EXERCISE MATERIAL START

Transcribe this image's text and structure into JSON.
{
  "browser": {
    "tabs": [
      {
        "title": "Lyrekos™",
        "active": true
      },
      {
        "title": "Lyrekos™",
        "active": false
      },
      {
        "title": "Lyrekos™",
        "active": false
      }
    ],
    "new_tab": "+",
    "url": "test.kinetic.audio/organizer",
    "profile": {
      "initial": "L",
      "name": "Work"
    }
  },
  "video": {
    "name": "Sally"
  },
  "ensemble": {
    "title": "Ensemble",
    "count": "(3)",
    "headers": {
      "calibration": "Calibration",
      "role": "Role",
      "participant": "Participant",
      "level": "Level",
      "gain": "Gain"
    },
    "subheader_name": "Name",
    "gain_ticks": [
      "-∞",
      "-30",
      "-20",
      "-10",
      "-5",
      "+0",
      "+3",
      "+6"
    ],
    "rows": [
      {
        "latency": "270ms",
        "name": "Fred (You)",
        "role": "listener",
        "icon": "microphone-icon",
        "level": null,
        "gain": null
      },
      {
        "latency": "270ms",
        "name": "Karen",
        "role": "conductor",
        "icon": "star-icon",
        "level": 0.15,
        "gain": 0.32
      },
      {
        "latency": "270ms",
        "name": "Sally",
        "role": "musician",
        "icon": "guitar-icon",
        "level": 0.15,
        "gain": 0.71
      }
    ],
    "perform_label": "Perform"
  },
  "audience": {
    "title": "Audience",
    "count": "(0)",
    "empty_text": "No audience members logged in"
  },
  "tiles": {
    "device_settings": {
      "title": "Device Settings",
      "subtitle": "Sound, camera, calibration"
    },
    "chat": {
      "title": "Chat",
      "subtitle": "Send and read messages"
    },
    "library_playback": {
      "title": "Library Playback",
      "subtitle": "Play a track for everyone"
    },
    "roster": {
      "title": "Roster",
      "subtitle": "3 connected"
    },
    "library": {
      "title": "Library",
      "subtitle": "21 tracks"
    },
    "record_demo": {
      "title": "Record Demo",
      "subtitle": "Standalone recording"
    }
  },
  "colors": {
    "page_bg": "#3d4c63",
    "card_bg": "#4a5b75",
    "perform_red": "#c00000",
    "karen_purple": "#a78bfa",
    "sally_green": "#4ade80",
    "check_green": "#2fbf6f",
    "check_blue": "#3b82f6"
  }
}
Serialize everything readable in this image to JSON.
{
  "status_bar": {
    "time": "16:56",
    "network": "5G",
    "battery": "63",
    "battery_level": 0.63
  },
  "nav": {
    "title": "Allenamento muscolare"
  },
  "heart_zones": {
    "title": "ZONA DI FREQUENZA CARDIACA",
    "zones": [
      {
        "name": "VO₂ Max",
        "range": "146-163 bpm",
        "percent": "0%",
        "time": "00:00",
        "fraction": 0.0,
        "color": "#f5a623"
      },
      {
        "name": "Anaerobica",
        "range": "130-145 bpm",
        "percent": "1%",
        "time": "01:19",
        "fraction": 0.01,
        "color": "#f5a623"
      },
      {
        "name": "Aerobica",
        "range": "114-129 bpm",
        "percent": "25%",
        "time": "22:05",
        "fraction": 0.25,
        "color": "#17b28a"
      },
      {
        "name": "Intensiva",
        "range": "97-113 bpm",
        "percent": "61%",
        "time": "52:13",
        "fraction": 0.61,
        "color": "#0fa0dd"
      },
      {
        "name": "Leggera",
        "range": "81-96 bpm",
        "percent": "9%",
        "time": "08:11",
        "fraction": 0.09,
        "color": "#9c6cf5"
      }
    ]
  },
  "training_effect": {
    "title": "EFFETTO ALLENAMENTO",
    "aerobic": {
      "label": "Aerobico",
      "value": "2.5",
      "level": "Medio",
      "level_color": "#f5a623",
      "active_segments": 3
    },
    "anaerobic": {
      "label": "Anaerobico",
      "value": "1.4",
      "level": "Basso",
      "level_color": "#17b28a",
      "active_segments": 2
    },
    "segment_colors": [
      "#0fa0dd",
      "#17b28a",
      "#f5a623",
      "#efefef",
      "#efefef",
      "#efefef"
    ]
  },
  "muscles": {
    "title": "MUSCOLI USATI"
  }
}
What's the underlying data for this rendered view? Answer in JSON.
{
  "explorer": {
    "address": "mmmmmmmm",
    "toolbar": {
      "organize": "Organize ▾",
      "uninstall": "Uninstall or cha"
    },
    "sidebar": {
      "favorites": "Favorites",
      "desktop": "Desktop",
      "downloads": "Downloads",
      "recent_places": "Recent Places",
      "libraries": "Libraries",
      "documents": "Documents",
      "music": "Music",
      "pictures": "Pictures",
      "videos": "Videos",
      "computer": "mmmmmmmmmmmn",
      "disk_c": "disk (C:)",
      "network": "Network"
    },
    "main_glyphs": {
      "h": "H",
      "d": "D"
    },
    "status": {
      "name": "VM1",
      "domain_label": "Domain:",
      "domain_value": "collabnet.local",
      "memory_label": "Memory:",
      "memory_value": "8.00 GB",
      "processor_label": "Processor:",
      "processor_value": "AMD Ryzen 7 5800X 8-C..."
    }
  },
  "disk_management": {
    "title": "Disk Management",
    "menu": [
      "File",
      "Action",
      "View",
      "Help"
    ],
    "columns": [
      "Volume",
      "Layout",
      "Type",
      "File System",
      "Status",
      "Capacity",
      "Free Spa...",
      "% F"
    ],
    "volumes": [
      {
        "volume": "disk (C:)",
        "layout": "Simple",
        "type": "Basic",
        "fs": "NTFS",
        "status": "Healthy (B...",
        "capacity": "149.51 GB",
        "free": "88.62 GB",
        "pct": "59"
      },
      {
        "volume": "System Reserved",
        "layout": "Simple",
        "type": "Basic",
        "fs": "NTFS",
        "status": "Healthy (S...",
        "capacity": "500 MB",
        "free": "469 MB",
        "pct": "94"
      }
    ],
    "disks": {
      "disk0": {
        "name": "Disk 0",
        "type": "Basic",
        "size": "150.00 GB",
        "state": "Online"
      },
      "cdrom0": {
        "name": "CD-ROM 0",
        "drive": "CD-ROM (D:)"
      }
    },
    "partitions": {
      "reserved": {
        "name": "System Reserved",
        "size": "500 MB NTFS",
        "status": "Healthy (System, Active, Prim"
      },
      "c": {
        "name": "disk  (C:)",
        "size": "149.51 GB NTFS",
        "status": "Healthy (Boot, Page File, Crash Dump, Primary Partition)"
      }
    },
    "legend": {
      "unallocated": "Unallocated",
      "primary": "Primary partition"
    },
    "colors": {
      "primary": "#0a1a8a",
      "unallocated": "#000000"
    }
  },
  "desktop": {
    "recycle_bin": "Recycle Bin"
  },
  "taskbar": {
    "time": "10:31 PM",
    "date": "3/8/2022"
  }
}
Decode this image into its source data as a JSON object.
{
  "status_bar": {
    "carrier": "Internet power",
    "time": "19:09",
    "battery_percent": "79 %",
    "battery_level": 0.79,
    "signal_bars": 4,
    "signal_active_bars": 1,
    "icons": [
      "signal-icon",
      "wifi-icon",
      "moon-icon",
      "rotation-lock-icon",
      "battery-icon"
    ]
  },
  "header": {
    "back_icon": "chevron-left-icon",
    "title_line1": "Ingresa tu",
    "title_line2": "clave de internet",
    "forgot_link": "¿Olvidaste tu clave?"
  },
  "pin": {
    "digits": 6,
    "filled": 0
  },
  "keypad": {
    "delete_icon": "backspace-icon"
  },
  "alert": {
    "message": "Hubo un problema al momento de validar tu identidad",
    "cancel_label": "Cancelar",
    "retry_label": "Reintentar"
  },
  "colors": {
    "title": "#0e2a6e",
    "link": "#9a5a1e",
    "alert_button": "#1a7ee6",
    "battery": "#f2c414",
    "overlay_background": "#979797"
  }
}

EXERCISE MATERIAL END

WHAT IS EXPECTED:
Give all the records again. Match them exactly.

EXERCISE ANSWER:
Transcribe this image's text and structure into JSON.
{
  "browser": {
    "tabs": [
      {
        "title": "Lyrekos™",
        "active": true
      },
      {
        "title": "Lyrekos™",
        "active": false
      },
      {
        "title": "Lyrekos™",
        "active": false
      }
    ],
    "new_tab": "+",
    "url": "test.kinetic.audio/organizer",
    "profile": {
      "initial": "L",
      "name": "Work"
    }
  },
  "video": {
    "name": "Sally"
  },
  "ensemble": {
    "title": "Ensemble",
    "count": "(3)",
    "headers": {
      "calibration": "Calibration",
      "role": "Role",
      "participant": "Participant",
      "level": "Level",
      "gain": "Gain"
    },
    "subheader_name": "Name",
    "gain_ticks": [
      "-∞",
      "-30",
      "-20",
      "-10",
      "-5",
      "+0",
      "+3",
      "+6"
    ],
    "rows": [
      {
        "latency": "270ms",
        "name": "Fred (You)",
        "role": "listener",
        "icon": "microphone-icon",
        "level": null,
        "gain": null
      },
      {
        "latency": "270ms",
        "name": "Karen",
        "role": "conductor",
        "icon": "star-icon",
        "level": 0.15,
        "gain": 0.32
      },
      {
        "latency": "270ms",
        "name": "Sally",
        "role": "musician",
        "icon": "guitar-icon",
        "level": 0.15,
        "gain": 0.71
      }
    ],
    "perform_label": "Perform"
  },
  "audience": {
    "title": "Audience",
    "count": "(0)",
    "empty_text": "No audience members logged in"
  },
  "tiles": {
    "device_settings": {
      "title": "Device Settings",
      "subtitle": "Sound, camera, calibration"
    },
    "chat": {
      "title": "Chat",
      "subtitle": "Send and read messages"
    },
    "library_playback": {
      "title": "Library Playback",
      "subtitle": "Play a track for everyone"
    },
    "roster": {
      "title": "Roster",
      "subtitle": "3 connected"
    },
    "library": {
      "title": "Library",
      "subtitle": "21 tracks"
    },
    "record_demo": {
      "title": "Record Demo",
      "subtitle": "Standalone recording"
    }
  },
  "colors": {
    "page_bg": "#3d4c63",
    "card_bg": "#4a5b75",
    "perform_red": "#c00000",
    "karen_purple": "#a78bfa",
    "sally_green": "#4ade80",
    "check_green": "#2fbf6f",
    "check_blue": "#3b82f6"
  }
}
Serialize everything readable in this image to JSON.
{
  "status_bar": {
    "time": "16:56",
    "network": "5G",
    "battery": "63",
    "battery_level": 0.63
  },
  "nav": {
    "title": "Allenamento muscolare"
  },
  "heart_zones": {
    "title": "ZONA DI FREQUENZA CARDIACA",
    "zones": [
      {
        "name": "VO₂ Max",
        "range": "146-163 bpm",
        "percent": "0%",
        "time": "00:00",
        "fraction": 0.0,
        "color": "#f5a623"
      },
      {
        "name": "Anaerobica",
        "range": "130-145 bpm",
        "percent": "1%",
        "time": "01:19",
        "fraction": 0.01,
        "color": "#f5a623"
      },
      {
        "name": "Aerobica",
        "range": "114-129 bpm",
        "percent": "25%",
        "time": "22:05",
        "fraction": 0.25,
        "color": "#17b28a"
      },
      {
        "name": "Intensiva",
        "range": "97-113 bpm",
        "percent": "61%",
        "time": "52:13",
        "fraction": 0.61,
        "color": "#0fa0dd"
      },
      {
        "name": "Leggera",
        "range": "81-96 bpm",
        "percent": "9%",
        "time": "08:11",
        "fraction": 0.09,
        "color": "#9c6cf5"
      }
    ]
  },
  "training_effect": {
    "title": "EFFETTO ALLENAMENTO",
    "aerobic": {
      "label": "Aerobico",
      "value": "2.5",
      "level": "Medio",
      "level_color": "#f5a623",
      "active_segments": 3
    },
    "anaerobic": {
      "label": "Anaerobico",
      "value": "1.4",
      "level": "Basso",
      "level_color": "#17b28a",
      "active_segments": 2
    },
    "segment_colors": [
      "#0fa0dd",
      "#17b28a",
      "#f5a623",
      "#efefef",
      "#efefef",
      "#efefef"
    ]
  },
  "muscles": {
    "title": "MUSCOLI USATI"
  }
}
What's the underlying data for this rendered view? Answer in JSON.
{
  "explorer": {
    "address": "mmmmmmmm",
    "toolbar": {
      "organize": "Organize ▾",
      "uninstall": "Uninstall or cha"
    },
    "sidebar": {
      "favorites": "Favorites",
      "desktop": "Desktop",
      "downloads": "Downloads",
      "recent_places": "Recent Places",
      "libraries": "Libraries",
      "documents": "Documents",
      "music": "Music",
      "pictures": "Pictures",
      "videos": "Videos",
      "computer": "mmmmmmmmmmmn",
      "disk_c": "disk (C:)",
      "network": "Network"
    },
    "main_glyphs": {
      "h": "H",
      "d": "D"
    },
    "status": {
      "name": "VM1",
      "domain_label": "Domain:",
      "domain_value": "collabnet.local",
      "memory_label": "Memory:",
      "memory_value": "8.00 GB",
      "processor_label": "Processor:",
      "processor_value": "AMD Ryzen 7 5800X 8-C..."
    }
  },
  "disk_management": {
    "title": "Disk Management",
    "menu": [
      "File",
      "Action",
      "View",
      "Help"
    ],
    "columns": [
      "Volume",
      "Layout",
      "Type",
      "File System",
      "Status",
      "Capacity",
      "Free Spa...",
      "% F"
    ],
    "volumes": [
      {
        "volume": "disk (C:)",
        "layout": "Simple",
        "type": "Basic",
        "fs": "NTFS",
        "status": "Healthy (B...",
        "capacity": "149.51 GB",
        "free": "88.62 GB",
        "pct": "59"
      },
      {
        "volume": "System Reserved",
        "layout": "Simple",
        "type": "Basic",
        "fs": "NTFS",
        "status": "Healthy (S...",
        "capacity": "500 MB",
        "free": "469 MB",
        "pct": "94"
      }
    ],
    "disks": {
      "disk0": {
        "name": "Disk 0",
        "type": "Basic",
        "size": "150.00 GB",
        "state": "Online"
      },
      "cdrom0": {
        "name": "CD-ROM 0",
        "drive": "CD-ROM (D:)"
      }
    },
    "partitions": {
      "reserved": {
        "name": "System Reserved",
        "size": "500 MB NTFS",
        "status": "Healthy (System, Active, Prim"
      },
      "c": {
        "name": "disk  (C:)",
        "size": "149.51 GB NTFS",
        "status": "Healthy (Boot, Page File, Crash Dump, Primary Partition)"
      }
    },
    "legend": {
      "unallocated": "Unallocated",
      "primary": "Primary partition"
    },
    "colors": {
      "primary": "#0a1a8a",
      "unallocated": "#000000"
    }
  },
  "desktop": {
    "recycle_bin": "Recycle Bin"
  },
  "taskbar": {
    "time": "10:31 PM",
    "date": "3/8/2022"
  }
}
Decode this image into its source data as a JSON object.
{
  "status_bar": {
    "carrier": "Internet power",
    "time": "19:09",
    "battery_percent": "79 %",
    "battery_level": 0.79,
    "signal_bars": 4,
    "signal_active_bars": 1,
    "icons": [
      "signal-icon",
      "wifi-icon",
      "moon-icon",
      "rotation-lock-icon",
      "battery-icon"
    ]
  },
  "header": {
    "back_icon": "chevron-left-icon",
    "title_line1": "Ingresa tu",
    "title_line2": "clave de internet",
    "forgot_link": "¿Olvidaste tu clave?"
  },
  "pin": {
    "digits": 6,
    "filled": 0
  },
  "keypad": {
    "delete_icon": "backspace-icon"
  },
  "alert": {
    "message": "Hubo un problema al momento de validar tu identidad",
    "cancel_label": "Cancelar",
    "retry_label": "Reintentar"
  },
  "colors": {
    "title": "#0e2a6e",
    "link": "#9a5a1e",
    "alert_button": "#1a7ee6",
    "battery": "#f2c414",
    "overlay_background": "#979797"
  }
}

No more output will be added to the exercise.